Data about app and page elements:

————

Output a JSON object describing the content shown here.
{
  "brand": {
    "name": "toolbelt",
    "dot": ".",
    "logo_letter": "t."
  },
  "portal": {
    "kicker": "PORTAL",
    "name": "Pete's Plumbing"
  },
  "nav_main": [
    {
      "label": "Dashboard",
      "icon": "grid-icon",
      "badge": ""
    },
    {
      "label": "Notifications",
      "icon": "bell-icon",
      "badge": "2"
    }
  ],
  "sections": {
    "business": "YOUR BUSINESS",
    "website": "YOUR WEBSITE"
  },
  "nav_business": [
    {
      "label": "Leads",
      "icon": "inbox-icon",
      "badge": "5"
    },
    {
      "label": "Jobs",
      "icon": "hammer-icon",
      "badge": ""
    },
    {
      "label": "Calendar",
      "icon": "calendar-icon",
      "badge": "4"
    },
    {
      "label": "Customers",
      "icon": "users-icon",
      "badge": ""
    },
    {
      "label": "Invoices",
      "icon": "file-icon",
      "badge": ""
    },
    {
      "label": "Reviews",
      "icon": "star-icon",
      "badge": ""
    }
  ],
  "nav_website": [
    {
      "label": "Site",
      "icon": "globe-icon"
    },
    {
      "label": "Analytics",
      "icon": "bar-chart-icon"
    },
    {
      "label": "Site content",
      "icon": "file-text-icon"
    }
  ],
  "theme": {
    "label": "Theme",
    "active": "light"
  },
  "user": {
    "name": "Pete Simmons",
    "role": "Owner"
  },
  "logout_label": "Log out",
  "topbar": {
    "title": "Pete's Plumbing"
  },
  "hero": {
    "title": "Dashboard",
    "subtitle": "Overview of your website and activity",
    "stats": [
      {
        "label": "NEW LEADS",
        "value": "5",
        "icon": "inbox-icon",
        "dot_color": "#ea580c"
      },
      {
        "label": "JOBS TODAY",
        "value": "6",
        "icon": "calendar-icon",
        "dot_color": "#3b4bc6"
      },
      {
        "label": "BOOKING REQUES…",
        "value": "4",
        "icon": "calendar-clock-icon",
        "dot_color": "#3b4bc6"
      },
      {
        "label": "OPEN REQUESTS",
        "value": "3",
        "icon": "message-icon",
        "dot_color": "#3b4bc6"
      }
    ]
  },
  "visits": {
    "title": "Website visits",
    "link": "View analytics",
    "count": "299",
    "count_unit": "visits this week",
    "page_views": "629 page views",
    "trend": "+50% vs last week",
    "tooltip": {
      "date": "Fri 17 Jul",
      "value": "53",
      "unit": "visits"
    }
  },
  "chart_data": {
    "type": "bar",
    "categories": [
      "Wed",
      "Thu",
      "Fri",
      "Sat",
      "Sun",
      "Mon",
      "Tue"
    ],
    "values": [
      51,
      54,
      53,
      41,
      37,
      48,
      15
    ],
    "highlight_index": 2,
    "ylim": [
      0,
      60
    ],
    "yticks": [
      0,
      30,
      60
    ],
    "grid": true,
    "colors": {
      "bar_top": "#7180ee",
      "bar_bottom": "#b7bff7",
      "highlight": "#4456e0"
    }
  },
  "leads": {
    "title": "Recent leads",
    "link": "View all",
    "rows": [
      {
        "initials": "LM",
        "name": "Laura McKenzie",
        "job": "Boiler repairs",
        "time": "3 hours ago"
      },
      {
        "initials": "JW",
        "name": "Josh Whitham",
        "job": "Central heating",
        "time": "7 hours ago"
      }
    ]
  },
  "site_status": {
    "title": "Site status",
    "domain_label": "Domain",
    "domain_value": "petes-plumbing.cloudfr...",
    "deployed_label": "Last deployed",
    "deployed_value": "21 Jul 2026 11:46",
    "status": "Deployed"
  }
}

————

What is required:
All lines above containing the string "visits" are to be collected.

Output of the exercise:
  "visits": {
    "title": "Website visits",
    "count_unit": "visits this week",
      "unit": "visits"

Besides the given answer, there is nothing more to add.